[[ Extracted information open ]]

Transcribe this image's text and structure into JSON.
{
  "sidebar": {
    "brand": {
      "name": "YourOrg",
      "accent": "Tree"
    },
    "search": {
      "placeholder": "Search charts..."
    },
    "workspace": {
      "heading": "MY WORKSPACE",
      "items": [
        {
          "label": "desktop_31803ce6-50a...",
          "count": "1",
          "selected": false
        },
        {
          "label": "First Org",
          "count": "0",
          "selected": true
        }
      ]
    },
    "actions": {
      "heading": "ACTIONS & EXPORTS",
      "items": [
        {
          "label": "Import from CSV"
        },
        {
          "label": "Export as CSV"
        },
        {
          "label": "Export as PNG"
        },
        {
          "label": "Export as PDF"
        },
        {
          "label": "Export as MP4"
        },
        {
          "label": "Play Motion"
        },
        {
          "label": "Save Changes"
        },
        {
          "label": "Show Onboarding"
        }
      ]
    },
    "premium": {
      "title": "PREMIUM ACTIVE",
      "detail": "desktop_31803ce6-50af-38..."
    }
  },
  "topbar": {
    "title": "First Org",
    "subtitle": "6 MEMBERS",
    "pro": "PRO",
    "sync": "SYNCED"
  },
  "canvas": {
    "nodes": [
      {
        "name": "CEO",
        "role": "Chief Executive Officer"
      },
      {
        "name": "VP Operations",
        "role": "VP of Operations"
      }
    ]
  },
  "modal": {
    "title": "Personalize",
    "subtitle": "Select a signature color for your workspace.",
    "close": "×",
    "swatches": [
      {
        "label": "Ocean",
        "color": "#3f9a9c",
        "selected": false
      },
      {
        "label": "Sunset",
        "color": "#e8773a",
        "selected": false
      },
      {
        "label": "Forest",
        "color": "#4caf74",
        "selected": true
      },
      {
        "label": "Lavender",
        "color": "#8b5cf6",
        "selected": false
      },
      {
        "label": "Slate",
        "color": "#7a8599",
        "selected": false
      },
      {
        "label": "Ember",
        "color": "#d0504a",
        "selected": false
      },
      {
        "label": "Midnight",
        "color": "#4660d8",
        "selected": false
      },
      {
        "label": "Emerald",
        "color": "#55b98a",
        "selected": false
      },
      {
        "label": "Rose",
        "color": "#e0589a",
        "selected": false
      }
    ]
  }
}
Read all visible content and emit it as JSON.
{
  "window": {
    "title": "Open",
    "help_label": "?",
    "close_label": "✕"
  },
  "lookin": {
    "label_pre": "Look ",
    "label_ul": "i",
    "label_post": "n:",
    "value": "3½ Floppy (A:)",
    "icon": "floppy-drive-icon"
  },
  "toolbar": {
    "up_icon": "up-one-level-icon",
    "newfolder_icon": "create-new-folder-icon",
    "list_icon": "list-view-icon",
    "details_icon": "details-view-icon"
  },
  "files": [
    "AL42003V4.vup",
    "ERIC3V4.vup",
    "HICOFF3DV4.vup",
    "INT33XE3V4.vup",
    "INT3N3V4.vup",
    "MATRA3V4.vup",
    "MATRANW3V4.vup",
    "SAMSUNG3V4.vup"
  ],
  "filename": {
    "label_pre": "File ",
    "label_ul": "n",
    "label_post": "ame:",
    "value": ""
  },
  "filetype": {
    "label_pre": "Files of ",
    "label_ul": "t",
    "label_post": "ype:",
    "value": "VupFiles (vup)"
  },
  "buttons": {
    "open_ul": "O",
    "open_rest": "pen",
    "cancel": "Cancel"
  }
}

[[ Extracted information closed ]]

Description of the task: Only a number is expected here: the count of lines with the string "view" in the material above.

Final answer: 2